> Aim of the task: Read each of the lines below and tally those with "Альберт"; the tally is the whole answer.

> Provided material:
BEGIN

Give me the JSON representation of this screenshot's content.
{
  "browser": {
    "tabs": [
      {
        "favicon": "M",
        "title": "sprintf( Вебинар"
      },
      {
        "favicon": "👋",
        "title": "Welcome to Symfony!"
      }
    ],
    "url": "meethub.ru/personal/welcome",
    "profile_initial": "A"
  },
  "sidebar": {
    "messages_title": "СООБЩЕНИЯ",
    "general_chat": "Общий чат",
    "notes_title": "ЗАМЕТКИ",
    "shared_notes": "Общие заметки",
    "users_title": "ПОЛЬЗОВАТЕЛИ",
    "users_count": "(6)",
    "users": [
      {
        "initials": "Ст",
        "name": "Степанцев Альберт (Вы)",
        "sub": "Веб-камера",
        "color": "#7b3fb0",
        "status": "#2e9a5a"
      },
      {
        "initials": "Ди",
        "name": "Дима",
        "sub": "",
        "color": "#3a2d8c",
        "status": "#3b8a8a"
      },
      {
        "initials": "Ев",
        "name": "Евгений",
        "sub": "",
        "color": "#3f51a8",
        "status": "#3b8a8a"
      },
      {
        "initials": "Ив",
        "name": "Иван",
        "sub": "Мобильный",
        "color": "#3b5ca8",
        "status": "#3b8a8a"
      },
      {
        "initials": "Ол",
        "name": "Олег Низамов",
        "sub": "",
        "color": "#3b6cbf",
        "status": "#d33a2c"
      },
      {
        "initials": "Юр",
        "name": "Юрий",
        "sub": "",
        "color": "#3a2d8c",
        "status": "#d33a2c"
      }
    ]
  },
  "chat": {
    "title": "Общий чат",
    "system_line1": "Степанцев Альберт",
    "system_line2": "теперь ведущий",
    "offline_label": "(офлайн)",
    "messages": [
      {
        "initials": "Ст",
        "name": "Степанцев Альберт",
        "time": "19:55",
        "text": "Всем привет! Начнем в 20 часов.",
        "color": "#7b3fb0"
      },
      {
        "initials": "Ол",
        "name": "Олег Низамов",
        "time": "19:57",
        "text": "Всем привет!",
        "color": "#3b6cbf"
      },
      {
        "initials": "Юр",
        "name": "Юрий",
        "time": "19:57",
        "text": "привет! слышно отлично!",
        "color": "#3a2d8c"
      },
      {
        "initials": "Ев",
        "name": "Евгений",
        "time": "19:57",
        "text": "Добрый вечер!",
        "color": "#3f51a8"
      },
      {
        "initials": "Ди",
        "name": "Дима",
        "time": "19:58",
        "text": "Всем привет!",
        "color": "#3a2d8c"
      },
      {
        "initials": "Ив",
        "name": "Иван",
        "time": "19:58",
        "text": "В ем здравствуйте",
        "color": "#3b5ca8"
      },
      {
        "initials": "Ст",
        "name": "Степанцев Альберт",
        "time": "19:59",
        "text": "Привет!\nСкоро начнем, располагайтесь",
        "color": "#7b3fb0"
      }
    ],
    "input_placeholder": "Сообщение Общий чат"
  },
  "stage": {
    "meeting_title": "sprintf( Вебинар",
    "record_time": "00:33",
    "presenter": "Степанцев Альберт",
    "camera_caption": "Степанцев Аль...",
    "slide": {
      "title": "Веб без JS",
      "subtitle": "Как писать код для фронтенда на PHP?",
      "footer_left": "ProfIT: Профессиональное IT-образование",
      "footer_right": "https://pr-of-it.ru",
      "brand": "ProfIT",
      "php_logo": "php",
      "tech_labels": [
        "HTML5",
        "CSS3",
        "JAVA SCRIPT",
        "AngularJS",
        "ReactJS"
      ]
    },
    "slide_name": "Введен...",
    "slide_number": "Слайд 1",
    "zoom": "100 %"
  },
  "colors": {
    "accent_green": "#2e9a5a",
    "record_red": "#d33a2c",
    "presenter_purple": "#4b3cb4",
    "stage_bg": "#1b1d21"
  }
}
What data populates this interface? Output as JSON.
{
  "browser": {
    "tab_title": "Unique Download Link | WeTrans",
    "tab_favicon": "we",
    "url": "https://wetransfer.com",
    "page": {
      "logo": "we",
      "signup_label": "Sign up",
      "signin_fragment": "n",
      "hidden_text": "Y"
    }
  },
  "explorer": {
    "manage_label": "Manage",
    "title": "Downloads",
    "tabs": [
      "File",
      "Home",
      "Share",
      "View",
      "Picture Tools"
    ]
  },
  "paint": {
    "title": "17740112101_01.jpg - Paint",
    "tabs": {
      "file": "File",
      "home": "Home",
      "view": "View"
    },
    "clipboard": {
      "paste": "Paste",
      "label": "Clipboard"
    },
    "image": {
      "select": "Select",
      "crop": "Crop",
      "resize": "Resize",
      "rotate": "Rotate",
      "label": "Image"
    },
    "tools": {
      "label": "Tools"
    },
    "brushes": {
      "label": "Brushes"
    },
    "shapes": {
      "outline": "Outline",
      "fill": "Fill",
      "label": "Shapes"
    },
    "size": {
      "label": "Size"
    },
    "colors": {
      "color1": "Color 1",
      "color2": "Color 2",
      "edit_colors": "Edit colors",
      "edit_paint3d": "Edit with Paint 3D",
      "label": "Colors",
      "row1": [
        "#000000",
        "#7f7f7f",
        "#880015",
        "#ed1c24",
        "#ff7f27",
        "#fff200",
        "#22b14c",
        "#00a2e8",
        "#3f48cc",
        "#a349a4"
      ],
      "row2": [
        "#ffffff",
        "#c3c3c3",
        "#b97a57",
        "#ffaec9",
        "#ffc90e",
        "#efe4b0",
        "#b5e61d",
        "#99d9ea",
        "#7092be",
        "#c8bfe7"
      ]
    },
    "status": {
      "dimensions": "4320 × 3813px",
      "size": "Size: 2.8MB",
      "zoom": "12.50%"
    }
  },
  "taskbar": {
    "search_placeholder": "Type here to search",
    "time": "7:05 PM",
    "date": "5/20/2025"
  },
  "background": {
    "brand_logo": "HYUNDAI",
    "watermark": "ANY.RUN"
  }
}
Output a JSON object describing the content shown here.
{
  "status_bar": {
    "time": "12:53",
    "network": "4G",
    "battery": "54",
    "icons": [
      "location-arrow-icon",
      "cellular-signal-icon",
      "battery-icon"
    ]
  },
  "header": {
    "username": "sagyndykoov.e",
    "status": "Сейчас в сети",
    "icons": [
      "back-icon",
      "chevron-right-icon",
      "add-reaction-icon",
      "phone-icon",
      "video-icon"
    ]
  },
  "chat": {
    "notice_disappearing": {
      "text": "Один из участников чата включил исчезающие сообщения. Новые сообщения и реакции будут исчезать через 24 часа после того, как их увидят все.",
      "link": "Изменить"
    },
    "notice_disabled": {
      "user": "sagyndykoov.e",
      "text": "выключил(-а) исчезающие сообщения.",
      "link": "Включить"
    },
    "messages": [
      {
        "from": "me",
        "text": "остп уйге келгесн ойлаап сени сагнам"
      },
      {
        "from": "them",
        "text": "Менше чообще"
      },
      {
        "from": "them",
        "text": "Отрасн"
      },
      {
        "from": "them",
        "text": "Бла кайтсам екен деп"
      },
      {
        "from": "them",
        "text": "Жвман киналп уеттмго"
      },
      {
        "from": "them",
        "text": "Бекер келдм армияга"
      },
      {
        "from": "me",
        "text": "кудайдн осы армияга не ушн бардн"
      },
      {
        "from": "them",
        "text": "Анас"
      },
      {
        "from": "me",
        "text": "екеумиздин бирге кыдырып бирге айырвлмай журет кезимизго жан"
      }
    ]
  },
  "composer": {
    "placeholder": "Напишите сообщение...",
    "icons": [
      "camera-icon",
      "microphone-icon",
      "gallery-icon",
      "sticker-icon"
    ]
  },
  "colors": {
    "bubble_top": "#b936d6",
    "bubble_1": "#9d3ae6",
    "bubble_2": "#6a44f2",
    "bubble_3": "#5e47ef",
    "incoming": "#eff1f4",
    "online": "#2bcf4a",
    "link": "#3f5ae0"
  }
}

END

> Reply to the exercise: 5